That's a lot of shows. I've loved doing every one of them -- even when I had a clunky, outdated digital audio workstation (that's computer to you and me) that I fought with all the time. I won't tell you what I called that Windows monstrosity; this show is PG-13 at its bawdiest.

But now I have a souped-up, giganto iMac, and it's all gravy now. Even more fun. And I hope you have as much fun listening as I do playing great -- and highly eclectic -- music for you on the Big Show.

WELL, this week we have another highly eclectic and hugely fun program for you to mark the Big 300th episode. We start out with a "revolutionary" set in honor of Revolution 21, the umbrella under which your humble musical smorgasbord keeps its powder dry. Dry gunpowder is important when you're aiming for a music explosion, don't you see?

Then we have some more smorgasbord, and then some classic soul, and then . . . well, why dispel all mystery about this episode of 3 Chords & the Truth.

Needless to say, it's a good 'un.

Set a spell, take your clothes off . . . NO, THAT'S NOT RIGHT . . . PG-13, REMEMBER? Let me try this again.

SET A SPELL. Take your shoes off.

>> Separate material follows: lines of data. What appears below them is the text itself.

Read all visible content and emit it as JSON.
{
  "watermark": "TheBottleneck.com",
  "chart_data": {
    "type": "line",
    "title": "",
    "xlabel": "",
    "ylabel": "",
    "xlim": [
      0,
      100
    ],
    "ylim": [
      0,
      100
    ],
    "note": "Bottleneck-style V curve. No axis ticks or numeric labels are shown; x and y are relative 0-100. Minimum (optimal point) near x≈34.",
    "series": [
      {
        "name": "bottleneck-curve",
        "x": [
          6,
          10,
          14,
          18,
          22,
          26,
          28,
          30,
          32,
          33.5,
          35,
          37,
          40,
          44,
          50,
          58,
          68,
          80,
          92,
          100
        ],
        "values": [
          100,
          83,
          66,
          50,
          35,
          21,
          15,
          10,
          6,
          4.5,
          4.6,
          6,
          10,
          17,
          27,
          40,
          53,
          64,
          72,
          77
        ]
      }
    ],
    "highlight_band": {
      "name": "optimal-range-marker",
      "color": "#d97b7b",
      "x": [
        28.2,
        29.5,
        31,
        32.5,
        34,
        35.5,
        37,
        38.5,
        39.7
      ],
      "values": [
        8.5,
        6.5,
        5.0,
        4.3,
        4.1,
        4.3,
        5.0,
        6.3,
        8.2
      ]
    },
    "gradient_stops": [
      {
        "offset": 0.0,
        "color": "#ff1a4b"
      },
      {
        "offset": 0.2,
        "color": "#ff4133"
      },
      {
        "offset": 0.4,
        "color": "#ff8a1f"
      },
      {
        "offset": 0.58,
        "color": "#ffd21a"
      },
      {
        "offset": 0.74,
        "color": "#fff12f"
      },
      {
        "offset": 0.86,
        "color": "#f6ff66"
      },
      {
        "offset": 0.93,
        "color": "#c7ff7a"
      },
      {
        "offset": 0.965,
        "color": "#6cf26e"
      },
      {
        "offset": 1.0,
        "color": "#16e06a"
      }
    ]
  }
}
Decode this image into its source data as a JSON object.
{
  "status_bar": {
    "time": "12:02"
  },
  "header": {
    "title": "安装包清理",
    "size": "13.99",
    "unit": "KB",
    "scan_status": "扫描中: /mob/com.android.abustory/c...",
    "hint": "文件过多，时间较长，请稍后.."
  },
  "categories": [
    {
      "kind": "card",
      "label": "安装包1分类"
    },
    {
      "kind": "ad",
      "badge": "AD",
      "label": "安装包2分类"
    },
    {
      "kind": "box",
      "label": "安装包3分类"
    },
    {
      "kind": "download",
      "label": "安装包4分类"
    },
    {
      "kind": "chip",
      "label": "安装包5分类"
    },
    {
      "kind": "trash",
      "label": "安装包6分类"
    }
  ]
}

Y'all have fun now, y'hear?

Clothed. Absolutely clothed. Family show here on the Internets. Yeah, that's the ticket.

It's 3 Chords & the Truth, y'all. Be there. Aloha.

Last evening's vintage listening

Here's a glimpse at my vintage listening for last night -- Billy Vaughn and his orchestra goes Hawaiian back in 1959.

Well, contrary to Dot Record's sloganeering, this LP represents not "the greatest sound on records!" but rather, "Really great, but still no RCA Victor release from the same era."

I know this because I'm a nerd. 

A vintage record nerd, with geek tendencies.

ACTUALLY, this LP was amazingly clean and unworn, despite its vintage. It sounded new, even after all these decades.

The vinyl itself was a little warped but still played flawlessly. And the album still was in the Sears and Roebuck plastic wrap.

I can almost see, a half century and six years past, the music going 'round and 'round on something like this . . . right out of Sears' 1959 Christmas catalog. Musical satisfaction guaranteed.